Evacuations start amid fears of Pakistan lake burst
ATTAABAD, Pakistan (Reuters) - Authorities in north Pakistan began evacuating people from villages on Monday, fearful that a lake created by a landslide will burst soon and trigger heavy flooding that could affect 50,000 people.
A landslide in early January blocked the Hunza River and created a lake 16 km (10 miles) long near Attaabad village. Twenty people were killed and another 25,000 stranded upstream who now struggle to remain linked to the main town of Gilgit.
A 24 meter-deep spillway was created to drain the lake and officials hope for a gradual erosion of the blockage.
However, they do not rule out the possibility that rising water levels from melting glaciers will create too much pressure, leading to a major breach in coming days.
"We are starting evacuation from today and there will be forced evacuation from tomorrow and the day after," Lieutenant Colonel Amer Siddique, a senior official of the National Disaster Management Authority, told Reuters.
He said no one would be left in vulnerable villages by Thursday.
Pakistan is already under fire for its handling of crippling power cuts and is struggling to contain a Taliban insurgency and strengthen its sluggish economy, so can ill-afford a catastrophe like widespread flooding.
Officials say boats have transported 272 tonnes of food and 75,000 liters of fuel upstream to stranded villagers.
"We have enough food and if there is any shortage, we can get (more supplies) in a day from other areas," said local government official Zafar Waqas Saad.
Some involved with relief efforts say the government has not done enough and is playing down the gravity of the situation.
"The government says enough food and supplies have been stored," said social worker Noor Muhammad. "If there is a serious crisis there are only supplies for one month."
About 14,000 people in 34 villages of the Gilgit-Baltistan region could be uprooted if the lake bursts, officials say, but residents fear flooding would affect 50,000 people.
Mukhtar Hussain, a 40-year-old farmer who was among those evacuated on Monday, said the steps taken so far were not enough.
"The tent provided to us is too small to accommodate my family of six. It is simply impossible to live in such a small tent. The government must do something about it," Hussain said.
The lake has already swamped at least four upstream villages, displacing nearly 6,000 people, said social worker Muhammad Darjat. A 2km stretch of the Karakoram highway has also been blocked, hampering trade between Pakistan and China.
(Additional reporting by Kamran Haider; Writing by Augustine Anthony; Editing by Michael Georgy and Paul Tait)
- Islamic State video purports to show beheading of UK hostage David Haines |
- North Korea sentences U.S. citizen Matthew Miller to six years hard labor |

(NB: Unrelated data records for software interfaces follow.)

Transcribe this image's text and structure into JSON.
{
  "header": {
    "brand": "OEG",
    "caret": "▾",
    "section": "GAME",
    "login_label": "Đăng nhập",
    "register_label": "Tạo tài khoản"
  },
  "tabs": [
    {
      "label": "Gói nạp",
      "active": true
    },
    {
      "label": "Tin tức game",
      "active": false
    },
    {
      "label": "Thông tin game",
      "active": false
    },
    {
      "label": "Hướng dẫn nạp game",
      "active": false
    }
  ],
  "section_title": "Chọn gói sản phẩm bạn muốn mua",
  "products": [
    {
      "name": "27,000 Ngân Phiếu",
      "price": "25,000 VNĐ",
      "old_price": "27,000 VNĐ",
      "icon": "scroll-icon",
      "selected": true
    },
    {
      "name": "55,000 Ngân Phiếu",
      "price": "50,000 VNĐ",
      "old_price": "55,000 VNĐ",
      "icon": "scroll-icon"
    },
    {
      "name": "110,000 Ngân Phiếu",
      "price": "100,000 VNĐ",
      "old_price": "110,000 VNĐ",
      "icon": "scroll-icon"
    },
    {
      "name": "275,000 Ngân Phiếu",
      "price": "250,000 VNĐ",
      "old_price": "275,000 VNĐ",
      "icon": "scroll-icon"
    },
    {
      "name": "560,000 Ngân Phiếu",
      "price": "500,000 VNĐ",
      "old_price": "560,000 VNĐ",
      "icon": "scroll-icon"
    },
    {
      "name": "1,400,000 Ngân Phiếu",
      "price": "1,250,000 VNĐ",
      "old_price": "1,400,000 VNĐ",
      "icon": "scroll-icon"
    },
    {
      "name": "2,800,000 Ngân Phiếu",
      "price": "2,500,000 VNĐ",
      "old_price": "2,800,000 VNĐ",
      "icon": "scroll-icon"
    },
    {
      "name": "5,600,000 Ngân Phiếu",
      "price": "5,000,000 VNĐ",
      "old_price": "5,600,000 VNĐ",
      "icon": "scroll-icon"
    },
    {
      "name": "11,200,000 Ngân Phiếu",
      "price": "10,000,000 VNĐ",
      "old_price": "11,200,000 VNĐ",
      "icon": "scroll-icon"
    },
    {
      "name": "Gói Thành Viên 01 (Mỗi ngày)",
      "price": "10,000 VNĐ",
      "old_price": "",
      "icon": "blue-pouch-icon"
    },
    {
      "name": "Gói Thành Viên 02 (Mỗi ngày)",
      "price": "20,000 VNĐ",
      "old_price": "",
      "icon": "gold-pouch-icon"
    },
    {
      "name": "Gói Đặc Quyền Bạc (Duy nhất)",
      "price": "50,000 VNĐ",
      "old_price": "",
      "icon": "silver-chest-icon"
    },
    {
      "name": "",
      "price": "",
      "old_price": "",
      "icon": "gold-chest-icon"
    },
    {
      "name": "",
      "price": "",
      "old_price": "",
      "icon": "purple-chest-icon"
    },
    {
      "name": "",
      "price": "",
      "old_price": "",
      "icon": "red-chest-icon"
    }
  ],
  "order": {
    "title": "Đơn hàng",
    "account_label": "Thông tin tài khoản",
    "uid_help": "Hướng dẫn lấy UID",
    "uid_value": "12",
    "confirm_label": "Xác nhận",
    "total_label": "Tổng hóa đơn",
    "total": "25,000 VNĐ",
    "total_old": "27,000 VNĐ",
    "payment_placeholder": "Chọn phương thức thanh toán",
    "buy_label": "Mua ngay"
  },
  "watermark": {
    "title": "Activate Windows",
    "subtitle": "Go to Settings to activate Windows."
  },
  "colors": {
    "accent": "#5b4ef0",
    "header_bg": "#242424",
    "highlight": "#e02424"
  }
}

- UK's Cameron resists calls for air strikes despite hostage killing |
- Scots independence battle reaches fever pitch on streets and screens |
- NATO countries have begun arms deliveries to Ukraine: defense minister |